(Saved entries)
━━━━

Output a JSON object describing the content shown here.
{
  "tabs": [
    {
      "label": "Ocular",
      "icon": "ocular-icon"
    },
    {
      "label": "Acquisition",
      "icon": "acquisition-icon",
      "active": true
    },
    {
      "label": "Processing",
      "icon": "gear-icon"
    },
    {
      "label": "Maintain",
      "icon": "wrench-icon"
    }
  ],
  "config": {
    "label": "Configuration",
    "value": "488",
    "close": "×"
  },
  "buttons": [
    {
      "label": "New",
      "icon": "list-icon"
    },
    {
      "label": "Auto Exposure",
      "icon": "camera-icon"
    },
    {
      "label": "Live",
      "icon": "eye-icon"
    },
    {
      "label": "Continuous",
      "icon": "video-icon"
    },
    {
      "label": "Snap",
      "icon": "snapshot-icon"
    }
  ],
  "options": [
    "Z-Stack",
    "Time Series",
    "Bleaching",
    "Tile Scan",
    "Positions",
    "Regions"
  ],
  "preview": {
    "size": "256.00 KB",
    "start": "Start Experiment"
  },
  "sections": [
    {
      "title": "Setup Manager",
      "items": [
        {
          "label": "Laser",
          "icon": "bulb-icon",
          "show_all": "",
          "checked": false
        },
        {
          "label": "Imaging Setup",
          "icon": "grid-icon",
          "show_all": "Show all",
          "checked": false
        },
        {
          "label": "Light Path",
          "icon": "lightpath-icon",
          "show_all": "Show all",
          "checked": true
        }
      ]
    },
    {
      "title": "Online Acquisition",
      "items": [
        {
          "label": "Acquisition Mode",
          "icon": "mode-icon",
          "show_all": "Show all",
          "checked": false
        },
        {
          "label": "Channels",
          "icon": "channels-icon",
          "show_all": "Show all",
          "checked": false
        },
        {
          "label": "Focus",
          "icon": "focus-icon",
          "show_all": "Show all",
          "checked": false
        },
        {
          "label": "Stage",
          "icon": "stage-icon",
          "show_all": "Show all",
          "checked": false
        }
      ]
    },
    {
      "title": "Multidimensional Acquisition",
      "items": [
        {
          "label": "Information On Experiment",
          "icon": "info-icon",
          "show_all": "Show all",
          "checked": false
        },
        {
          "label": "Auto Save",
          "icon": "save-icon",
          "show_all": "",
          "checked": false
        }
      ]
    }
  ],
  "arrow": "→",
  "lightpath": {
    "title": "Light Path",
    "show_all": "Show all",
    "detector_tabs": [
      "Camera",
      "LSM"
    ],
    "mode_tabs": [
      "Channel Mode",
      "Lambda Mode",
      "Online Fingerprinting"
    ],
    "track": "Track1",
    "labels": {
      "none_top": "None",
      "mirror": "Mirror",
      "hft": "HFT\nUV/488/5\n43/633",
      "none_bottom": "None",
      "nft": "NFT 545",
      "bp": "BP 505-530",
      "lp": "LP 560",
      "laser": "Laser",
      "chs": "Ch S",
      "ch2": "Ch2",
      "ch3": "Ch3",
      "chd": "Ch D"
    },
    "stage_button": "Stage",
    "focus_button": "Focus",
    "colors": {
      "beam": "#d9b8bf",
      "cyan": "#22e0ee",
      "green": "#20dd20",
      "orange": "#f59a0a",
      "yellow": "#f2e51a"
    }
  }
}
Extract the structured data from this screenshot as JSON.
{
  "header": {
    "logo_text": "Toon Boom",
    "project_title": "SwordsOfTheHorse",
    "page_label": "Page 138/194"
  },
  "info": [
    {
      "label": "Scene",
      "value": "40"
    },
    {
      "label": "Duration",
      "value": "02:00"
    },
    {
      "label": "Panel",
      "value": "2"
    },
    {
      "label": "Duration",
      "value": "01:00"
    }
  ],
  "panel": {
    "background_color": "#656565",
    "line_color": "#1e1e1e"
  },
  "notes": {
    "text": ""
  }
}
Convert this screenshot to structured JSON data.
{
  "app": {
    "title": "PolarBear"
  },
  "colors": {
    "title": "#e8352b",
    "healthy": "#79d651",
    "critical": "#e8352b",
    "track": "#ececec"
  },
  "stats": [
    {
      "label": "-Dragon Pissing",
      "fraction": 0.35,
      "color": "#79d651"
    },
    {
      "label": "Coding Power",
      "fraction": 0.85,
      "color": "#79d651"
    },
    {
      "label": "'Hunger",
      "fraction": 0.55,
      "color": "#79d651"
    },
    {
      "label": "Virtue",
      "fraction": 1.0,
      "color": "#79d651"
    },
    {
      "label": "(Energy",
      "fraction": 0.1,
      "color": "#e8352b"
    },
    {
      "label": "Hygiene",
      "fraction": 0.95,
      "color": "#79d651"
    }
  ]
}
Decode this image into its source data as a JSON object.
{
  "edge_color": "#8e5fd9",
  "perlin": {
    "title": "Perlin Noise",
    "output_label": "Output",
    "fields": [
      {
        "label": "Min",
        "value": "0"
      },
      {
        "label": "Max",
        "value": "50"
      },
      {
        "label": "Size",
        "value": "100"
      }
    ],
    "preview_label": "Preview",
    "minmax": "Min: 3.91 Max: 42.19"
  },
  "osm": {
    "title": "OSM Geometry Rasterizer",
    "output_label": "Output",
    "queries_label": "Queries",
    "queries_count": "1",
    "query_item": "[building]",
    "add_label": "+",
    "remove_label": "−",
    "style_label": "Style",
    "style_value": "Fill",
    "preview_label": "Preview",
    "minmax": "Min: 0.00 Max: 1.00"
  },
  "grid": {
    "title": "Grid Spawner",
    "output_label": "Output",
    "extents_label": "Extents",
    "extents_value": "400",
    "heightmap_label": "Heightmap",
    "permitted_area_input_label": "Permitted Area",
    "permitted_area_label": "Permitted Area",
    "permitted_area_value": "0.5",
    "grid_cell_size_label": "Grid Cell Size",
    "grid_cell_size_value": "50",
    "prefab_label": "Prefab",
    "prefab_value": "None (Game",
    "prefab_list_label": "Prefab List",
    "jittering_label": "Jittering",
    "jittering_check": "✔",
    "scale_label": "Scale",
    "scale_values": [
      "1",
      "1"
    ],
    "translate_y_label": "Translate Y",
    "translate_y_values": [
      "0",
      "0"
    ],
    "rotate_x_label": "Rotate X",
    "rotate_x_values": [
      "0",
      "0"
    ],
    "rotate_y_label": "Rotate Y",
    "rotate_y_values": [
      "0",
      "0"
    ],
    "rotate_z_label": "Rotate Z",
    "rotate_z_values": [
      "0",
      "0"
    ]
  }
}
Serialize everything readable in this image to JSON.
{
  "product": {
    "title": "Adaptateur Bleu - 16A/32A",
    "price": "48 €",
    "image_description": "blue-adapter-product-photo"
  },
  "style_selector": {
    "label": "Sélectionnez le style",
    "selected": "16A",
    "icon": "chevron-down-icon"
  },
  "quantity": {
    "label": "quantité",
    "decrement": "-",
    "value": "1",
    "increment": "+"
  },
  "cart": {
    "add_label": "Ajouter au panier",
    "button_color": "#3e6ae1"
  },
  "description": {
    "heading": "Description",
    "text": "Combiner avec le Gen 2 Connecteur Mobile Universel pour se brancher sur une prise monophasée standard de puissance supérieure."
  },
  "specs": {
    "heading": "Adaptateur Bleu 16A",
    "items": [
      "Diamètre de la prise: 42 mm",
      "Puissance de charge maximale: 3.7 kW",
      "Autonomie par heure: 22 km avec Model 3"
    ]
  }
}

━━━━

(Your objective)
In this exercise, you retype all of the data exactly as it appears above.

(Completed exercise)
Output a JSON object describing the content shown here.
{
  "tabs": [
    {
      "label": "Ocular",
      "icon": "ocular-icon"
    },
    {
      "label": "Acquisition",
      "icon": "acquisition-icon",
      "active": true
    },
    {
      "label": "Processing",
      "icon": "gear-icon"
    },
    {
      "label": "Maintain",
      "icon": "wrench-icon"
    }
  ],
  "config": {
    "label": "Configuration",
    "value": "488",
    "close": "×"
  },
  "buttons": [
    {
      "label": "New",
      "icon": "list-icon"
    },
    {
      "label": "Auto Exposure",
      "icon": "camera-icon"
    },
    {
      "label": "Live",
      "icon": "eye-icon"
    },
    {
      "label": "Continuous",
      "icon": "video-icon"
    },
    {
      "label": "Snap",
      "icon": "snapshot-icon"
    }
  ],
  "options": [
    "Z-Stack",
    "Time Series",
    "Bleaching",
    "Tile Scan",
    "Positions",
    "Regions"
  ],
  "preview": {
    "size": "256.00 KB",
    "start": "Start Experiment"
  },
  "sections": [
    {
      "title": "Setup Manager",
      "items": [
        {
          "label": "Laser",
          "icon": "bulb-icon",
          "show_all": "",
          "checked": false
        },
        {
          "label": "Imaging Setup",
          "icon": "grid-icon",
          "show_all": "Show all",
          "checked": false
        },
        {
          "label": "Light Path",
          "icon": "lightpath-icon",
          "show_all": "Show all",
          "checked": true
        }
      ]
    },
    {
      "title": "Online Acquisition",
      "items": [
        {
          "label": "Acquisition Mode",
          "icon": "mode-icon",
          "show_all": "Show all",
          "checked": false
        },
        {
          "label": "Channels",
          "icon": "channels-icon",
          "show_all": "Show all",
          "checked": false
        },
        {
          "label": "Focus",
          "icon": "focus-icon",
          "show_all": "Show all",
          "checked": false
        },
        {
          "label": "Stage",
          "icon": "stage-icon",
          "show_all": "Show all",
          "checked": false
        }
      ]
    },
    {
      "title": "Multidimensional Acquisition",
      "items": [
        {
          "label": "Information On Experiment",
          "icon": "info-icon",
          "show_all": "Show all",
          "checked": false
        },
        {
          "label": "Auto Save",
          "icon": "save-icon",
          "show_all": "",
          "checked": false
        }
      ]
    }
  ],
  "arrow": "→",
  "lightpath": {
    "title": "Light Path",
    "show_all": "Show all",
    "detector_tabs": [
      "Camera",
      "LSM"
    ],
    "mode_tabs": [
      "Channel Mode",
      "Lambda Mode",
      "Online Fingerprinting"
    ],
    "track": "Track1",
    "labels": {
      "none_top": "None",
      "mirror": "Mirror",
      "hft": "HFT\nUV/488/5\n43/633",
      "none_bottom": "None",
      "nft": "NFT 545",
      "bp": "BP 505-530",
      "lp": "LP 560",
      "laser": "Laser",
      "chs": "Ch S",
      "ch2": "Ch2",
      "ch3": "Ch3",
      "chd": "Ch D"
    },
    "stage_button": "Stage",
    "focus_button": "Focus",
    "colors": {
      "beam": "#d9b8bf",
      "cyan": "#22e0ee",
      "green": "#20dd20",
      "orange": "#f59a0a",
      "yellow": "#f2e51a"
    }
  }
}
Extract the structured data from this screenshot as JSON.
{
  "header": {
    "logo_text": "Toon Boom",
    "project_title": "SwordsOfTheHorse",
    "page_label": "Page 138/194"
  },
  "info": [
    {
      "label": "Scene",
      "value": "40"
    },
    {
      "label": "Duration",
      "value": "02:00"
    },
    {
      "label": "Panel",
      "value": "2"
    },
    {
      "label": "Duration",
      "value": "01:00"
    }
  ],
  "panel": {
    "background_color": "#656565",
    "line_color": "#1e1e1e"
  },
  "notes": {
    "text": ""
  }
}
Convert this screenshot to structured JSON data.
{
  "app": {
    "title": "PolarBear"
  },
  "colors": {
    "title": "#e8352b",
    "healthy": "#79d651",
    "critical": "#e8352b",
    "track": "#ececec"
  },
  "stats": [
    {
      "label": "-Dragon Pissing",
      "fraction": 0.35,
      "color": "#79d651"
    },
    {
      "label": "Coding Power",
      "fraction": 0.85,
      "color": "#79d651"
    },
    {
      "label": "'Hunger",
      "fraction": 0.55,
      "color": "#79d651"
    },
    {
      "label": "Virtue",
      "fraction": 1.0,
      "color": "#79d651"
    },
    {
      "label": "(Energy",
      "fraction": 0.1,
      "color": "#e8352b"
    },
    {
      "label": "Hygiene",
      "fraction": 0.95,
      "color": "#79d651"
    }
  ]
}
Decode this image into its source data as a JSON object.
{
  "edge_color": "#8e5fd9",
  "perlin": {
    "title": "Perlin Noise",
    "output_label": "Output",
    "fields": [
      {
        "label": "Min",
        "value": "0"
      },
      {
        "label": "Max",
        "value": "50"
      },
      {
        "label": "Size",
        "value": "100"
      }
    ],
    "preview_label": "Preview",
    "minmax": "Min: 3.91 Max: 42.19"
  },
  "osm": {
    "title": "OSM Geometry Rasterizer",
    "output_label": "Output",
    "queries_label": "Queries",
    "queries_count": "1",
    "query_item": "[building]",
    "add_label": "+",
    "remove_label": "−",
    "style_label": "Style",
    "style_value": "Fill",
    "preview_label": "Preview",
    "minmax": "Min: 0.00 Max: 1.00"
  },
  "grid": {
    "title": "Grid Spawner",
    "output_label": "Output",
    "extents_label": "Extents",
    "extents_value": "400",
    "heightmap_label": "Heightmap",
    "permitted_area_input_label": "Permitted Area",
    "permitted_area_label": "Permitted Area",
    "permitted_area_value": "0.5",
    "grid_cell_size_label": "Grid Cell Size",
    "grid_cell_size_value": "50",
    "prefab_label": "Prefab",
    "prefab_value": "None (Game",
    "prefab_list_label": "Prefab List",
    "jittering_label": "Jittering",
    "jittering_check": "✔",
    "scale_label": "Scale",
    "scale_values": [
      "1",
      "1"
    ],
    "translate_y_label": "Translate Y",
    "translate_y_values": [
      "0",
      "0"
    ],
    "rotate_x_label": "Rotate X",
    "rotate_x_values": [
      "0",
      "0"
    ],
    "rotate_y_label": "Rotate Y",
    "rotate_y_values": [
      "0",
      "0"
    ],
    "rotate_z_label": "Rotate Z",
    "rotate_z_values": [
      "0",
      "0"
    ]
  }
}
Serialize everything readable in this image to JSON.
{
  "product": {
    "title": "Adaptateur Bleu - 16A/32A",
    "price": "48 €",
    "image_description": "blue-adapter-product-photo"
  },
  "style_selector": {
    "label": "Sélectionnez le style",
    "selected": "16A",
    "icon": "chevron-down-icon"
  },
  "quantity": {
    "label": "quantité",
    "decrement": "-",
    "value": "1",
    "increment": "+"
  },
  "cart": {
    "add_label": "Ajouter au panier",
    "button_color": "#3e6ae1"
  },
  "description": {
    "heading": "Description",
    "text": "Combiner avec le Gen 2 Connecteur Mobile Universel pour se brancher sur une prise monophasée standard de puissance supérieure."
  },
  "specs": {
    "heading": "Adaptateur Bleu 16A",
    "items": [
      "Diamètre de la prise: 42 mm",
      "Puissance de charge maximale: 3.7 kW",
      "Autonomie par heure: 22 km avec Model 3"
    ]
  }
}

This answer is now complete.